“There you go. I’m the greatest.”
Those were the words Jamaican sprinter Usain Bolt said after he finished the 4x100m relay Friday night (Aug. 19), earning him his 3rd gold medal this year and 9th in his career. It’s hard to deny the claim by the world’s fastest man when you look at the facts.
With his clean sweep in Rio — he won gold in the 100m, 200m, and 4x100m — Bolt became the only human to ever win all three sprint events at three Olympic games. His victories also put him into another rare group, making him one of only three athletes to ever earn 9 gold medals along with American Carl Lewis and Finnish Paavo Nurmi. Only one person in the world has more than those three — Michael Phelps.

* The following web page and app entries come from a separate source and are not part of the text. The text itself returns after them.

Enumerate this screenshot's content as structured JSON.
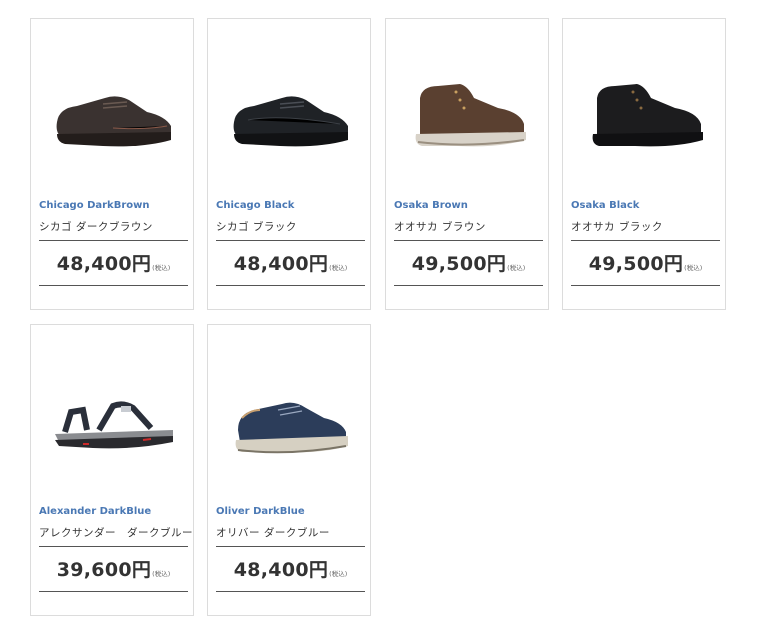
{
  "products": [
    {
      "name_en": "Chicago DarkBrown",
      "name_ja": "シカゴ ダークブラウン",
      "price": "48,400円",
      "tax": "(税込)",
      "icon": "shoe-icon",
      "color": "#3a3230"
    },
    {
      "name_en": "Chicago Black",
      "name_ja": "シカゴ ブラック",
      "price": "48,400円",
      "tax": "(税込)",
      "icon": "shoe-icon",
      "color": "#1f2226"
    },
    {
      "name_en": "Osaka Brown",
      "name_ja": "オオサカ ブラウン",
      "price": "49,500円",
      "tax": "(税込)",
      "icon": "boot-icon",
      "color": "#5a4030"
    },
    {
      "name_en": "Osaka Black",
      "name_ja": "オオサカ ブラック",
      "price": "49,500円",
      "tax": "(税込)",
      "icon": "boot-icon",
      "color": "#1c1c1e"
    },
    {
      "name_en": "Alexander DarkBlue",
      "name_ja": "アレクサンダー　ダークブルー",
      "price": "39,600円",
      "tax": "(税込)",
      "icon": "sandal-icon",
      "color": "#2a2f3a"
    },
    {
      "name_en": "Oliver DarkBlue",
      "name_ja": "オリバー ダークブルー",
      "price": "48,400円",
      "tax": "(税込)",
      "icon": "sneaker-icon",
      "color": "#2c3d5a"
    }
  ]
}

And while the results are impressive in their own right, the manner in which Bolt manages to win is incredible. Whenever he is on the track, it seems like he’s running in another gear, leaving all of the other athletes to compete for second. We’ve all seen the viral photo of one of his earlier races.
That wasn’t an anomaly, either. In tonight’s relay, Bolt received the baton at right about the same time as his competitors, but in a mere 100m, he managed to distance himself from the pack and win the gold for Jamaica easily.
When asked how he would celebrate his historic performance in Rio, Bolt replied, “I’m to stay up late and have fun. I never knew this would happen when I started out.” He’s certainly earned the right to have a little fun (just hopefully not as much fun as Ryan Lochte) after dominating in what he says will be his last Olympic games.
Bolt turns 30 this Sunday and would be 33 when the 2020 games kick off in Rio. He’s been adamant that he will not participate, citing next year’s World Championships as his last competition. His teammate, Yohan Blake, is hoping that’s not true, though. “Usain needs to be immortal and he is immortal,” Blake said. “I will encourage him to come back for 2020.”
With how well he’s been performing, it looks like he’s more than capable. So who knows, maybe we’ll see Bolt in 4 years making a run at becoming the outright second most medaled athlete in history.